Good cognitive skills like reading and mathematics are essential for productive employment and further study and learning, especially given accelerating technological change. It is perhaps not surprising, therefore, that EU countries with large shares of functionally illiterate and innumerate 15 year-olds also have high rates of youth that are neither in employment, education or training (NEET). The simple message is that you will not succeed with poor basic cognitive skills in Europe’s labor market – not today and not in the future.
The following statement is very significant for those who really care about education of the poor. Our analysis shows that 15-year-olds from socio-economically disadvantaged background are disproportionately attending vocational schools and vocational secondary schools where quality is significantly below general secondary schools.
This statement represents the true state of education for the worlds poor. Whilst there are those who want to generalise from exceptions, the evidence tells us that we need to think very seriously about formulating a different intervention programme for children from poor backgrounds. The actual intervention should compensate for what has been lost through poverty. An careful analyses of the current state of poor youth in the world suggests that the some of the major international problems around refugees and wars relates directly to poor youth. We must stop messing around with people's lives and giving false hope eg. that poor school did very well why dont others do the same. With poverty comes very little or limited progress. Big companies and international donors who profit from the labour of the parents of the poor should invest in the children of the poor. There is enough resources around for all of us to benefit from. The 21st century of show and tell and lack of caring needs a turn around. We really need to think about programmes that can benefit poor children in the formative years. In this way we improve literacy and numeracy as well as the throughput rate of education systems. In the final analsyses if someone has a good education they are less likely to be unstable and manipulated by other forces

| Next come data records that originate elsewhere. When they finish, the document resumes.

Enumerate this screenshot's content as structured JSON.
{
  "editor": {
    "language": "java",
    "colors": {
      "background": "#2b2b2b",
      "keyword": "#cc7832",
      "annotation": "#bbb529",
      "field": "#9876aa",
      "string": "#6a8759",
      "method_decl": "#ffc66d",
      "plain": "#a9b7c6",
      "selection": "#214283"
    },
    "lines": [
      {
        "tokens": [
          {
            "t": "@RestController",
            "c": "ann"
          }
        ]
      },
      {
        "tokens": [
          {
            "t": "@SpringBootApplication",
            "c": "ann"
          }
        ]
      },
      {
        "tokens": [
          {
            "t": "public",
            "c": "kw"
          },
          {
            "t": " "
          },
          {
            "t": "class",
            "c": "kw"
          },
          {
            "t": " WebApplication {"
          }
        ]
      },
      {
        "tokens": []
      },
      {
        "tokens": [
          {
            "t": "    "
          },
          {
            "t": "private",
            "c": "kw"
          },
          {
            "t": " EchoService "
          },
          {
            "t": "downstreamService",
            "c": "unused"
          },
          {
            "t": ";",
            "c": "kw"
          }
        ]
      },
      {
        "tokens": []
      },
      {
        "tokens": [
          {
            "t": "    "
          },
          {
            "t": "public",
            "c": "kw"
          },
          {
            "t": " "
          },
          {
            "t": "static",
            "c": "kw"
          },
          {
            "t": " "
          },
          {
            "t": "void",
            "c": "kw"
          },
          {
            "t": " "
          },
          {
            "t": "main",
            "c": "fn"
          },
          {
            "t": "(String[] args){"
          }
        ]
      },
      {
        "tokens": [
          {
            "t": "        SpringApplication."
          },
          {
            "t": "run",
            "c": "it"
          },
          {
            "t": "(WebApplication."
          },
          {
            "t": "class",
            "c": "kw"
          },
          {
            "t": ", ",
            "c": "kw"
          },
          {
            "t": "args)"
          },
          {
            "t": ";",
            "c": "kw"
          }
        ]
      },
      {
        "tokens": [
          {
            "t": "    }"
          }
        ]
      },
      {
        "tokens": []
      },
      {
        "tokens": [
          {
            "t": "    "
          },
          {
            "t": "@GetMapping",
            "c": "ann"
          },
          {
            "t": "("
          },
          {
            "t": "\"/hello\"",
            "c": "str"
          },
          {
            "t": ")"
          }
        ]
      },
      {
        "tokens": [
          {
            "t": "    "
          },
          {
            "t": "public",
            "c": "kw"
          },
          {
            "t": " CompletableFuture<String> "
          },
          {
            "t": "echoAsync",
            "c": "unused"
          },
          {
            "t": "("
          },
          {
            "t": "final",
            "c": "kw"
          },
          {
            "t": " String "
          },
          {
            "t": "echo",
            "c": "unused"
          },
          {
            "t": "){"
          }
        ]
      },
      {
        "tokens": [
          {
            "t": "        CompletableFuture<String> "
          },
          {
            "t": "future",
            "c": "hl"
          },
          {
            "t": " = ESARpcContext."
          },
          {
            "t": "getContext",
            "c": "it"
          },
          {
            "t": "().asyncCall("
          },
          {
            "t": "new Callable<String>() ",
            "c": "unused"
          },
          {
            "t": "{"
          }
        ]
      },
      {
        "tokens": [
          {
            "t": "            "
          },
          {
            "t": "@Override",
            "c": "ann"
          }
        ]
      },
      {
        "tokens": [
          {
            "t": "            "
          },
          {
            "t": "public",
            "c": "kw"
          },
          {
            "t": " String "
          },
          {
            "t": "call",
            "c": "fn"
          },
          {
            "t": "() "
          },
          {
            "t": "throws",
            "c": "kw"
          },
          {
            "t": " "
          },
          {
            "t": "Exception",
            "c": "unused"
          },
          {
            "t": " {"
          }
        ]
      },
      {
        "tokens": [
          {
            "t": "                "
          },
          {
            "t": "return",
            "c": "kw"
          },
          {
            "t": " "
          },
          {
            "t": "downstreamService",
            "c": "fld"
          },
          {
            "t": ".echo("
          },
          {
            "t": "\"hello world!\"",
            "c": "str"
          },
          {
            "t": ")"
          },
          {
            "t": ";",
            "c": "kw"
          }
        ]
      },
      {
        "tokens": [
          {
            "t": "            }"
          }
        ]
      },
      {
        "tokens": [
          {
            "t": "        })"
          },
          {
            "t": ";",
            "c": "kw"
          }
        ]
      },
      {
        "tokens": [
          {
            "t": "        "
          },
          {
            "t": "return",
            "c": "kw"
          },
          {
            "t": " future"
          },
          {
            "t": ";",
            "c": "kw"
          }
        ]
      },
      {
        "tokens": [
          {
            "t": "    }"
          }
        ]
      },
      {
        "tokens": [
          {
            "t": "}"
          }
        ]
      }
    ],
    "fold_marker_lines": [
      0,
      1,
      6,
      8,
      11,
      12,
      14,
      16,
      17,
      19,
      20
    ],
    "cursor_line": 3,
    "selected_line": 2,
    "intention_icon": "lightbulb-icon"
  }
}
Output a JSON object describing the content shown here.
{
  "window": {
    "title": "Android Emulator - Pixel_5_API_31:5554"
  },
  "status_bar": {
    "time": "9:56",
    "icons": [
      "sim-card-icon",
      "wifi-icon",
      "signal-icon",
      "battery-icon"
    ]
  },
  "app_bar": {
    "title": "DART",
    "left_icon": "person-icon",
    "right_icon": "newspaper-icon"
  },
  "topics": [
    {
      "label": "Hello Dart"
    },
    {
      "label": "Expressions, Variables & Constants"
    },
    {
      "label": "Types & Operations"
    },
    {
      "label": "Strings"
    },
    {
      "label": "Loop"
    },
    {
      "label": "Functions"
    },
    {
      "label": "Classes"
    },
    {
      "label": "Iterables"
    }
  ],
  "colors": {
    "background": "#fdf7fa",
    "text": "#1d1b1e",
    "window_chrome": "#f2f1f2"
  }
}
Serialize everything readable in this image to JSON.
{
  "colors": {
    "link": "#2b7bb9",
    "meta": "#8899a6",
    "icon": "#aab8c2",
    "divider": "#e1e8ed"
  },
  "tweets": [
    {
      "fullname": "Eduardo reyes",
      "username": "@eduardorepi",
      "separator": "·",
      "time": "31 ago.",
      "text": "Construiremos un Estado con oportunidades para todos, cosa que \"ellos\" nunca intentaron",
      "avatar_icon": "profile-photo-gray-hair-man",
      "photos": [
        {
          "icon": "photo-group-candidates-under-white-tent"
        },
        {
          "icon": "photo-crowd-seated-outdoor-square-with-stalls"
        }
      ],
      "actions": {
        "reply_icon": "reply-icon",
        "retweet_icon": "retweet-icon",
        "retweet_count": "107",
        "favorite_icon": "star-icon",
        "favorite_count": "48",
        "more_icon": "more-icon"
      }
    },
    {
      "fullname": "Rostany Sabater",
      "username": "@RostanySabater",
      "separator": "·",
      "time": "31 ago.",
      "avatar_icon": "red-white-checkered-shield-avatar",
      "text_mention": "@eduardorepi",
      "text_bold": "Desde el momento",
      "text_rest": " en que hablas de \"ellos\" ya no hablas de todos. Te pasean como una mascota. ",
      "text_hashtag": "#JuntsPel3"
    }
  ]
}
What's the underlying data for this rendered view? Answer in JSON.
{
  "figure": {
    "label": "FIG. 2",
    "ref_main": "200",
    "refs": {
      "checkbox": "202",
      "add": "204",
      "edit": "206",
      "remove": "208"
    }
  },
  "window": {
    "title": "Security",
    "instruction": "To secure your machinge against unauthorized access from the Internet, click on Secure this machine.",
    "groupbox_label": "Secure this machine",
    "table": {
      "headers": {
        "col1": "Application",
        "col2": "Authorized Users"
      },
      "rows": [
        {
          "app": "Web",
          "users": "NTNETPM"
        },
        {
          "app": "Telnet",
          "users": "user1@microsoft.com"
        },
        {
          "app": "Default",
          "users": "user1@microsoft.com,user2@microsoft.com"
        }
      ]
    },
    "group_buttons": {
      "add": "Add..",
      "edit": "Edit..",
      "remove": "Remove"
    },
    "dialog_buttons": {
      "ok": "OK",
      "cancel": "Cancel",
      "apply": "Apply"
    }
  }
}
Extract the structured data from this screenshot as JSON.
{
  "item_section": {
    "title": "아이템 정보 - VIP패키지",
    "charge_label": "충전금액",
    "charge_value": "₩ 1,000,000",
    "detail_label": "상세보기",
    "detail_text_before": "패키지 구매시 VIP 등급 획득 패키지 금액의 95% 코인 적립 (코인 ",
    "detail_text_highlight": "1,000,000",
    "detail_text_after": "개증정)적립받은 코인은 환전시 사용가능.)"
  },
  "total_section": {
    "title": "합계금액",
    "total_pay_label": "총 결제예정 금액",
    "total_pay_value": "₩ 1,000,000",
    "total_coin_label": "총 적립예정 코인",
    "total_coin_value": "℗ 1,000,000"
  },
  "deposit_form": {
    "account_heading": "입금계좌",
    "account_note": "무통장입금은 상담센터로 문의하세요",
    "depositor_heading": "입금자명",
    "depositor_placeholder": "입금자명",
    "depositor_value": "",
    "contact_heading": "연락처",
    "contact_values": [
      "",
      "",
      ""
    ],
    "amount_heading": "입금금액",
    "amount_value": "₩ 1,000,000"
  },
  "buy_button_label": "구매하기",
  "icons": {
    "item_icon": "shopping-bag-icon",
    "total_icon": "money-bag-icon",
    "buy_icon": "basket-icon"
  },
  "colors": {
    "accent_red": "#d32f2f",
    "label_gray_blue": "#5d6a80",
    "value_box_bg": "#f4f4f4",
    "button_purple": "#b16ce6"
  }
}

Our research suggest that several countries in Europe can and need to do more to ensure access to quality education to all students. This is critical to provide better opportunities to poor and disadvantaged students but also to preserve economic growth prospects in countries that are undergoing significant demographic decline and aging. Improving quality of education is a win-win.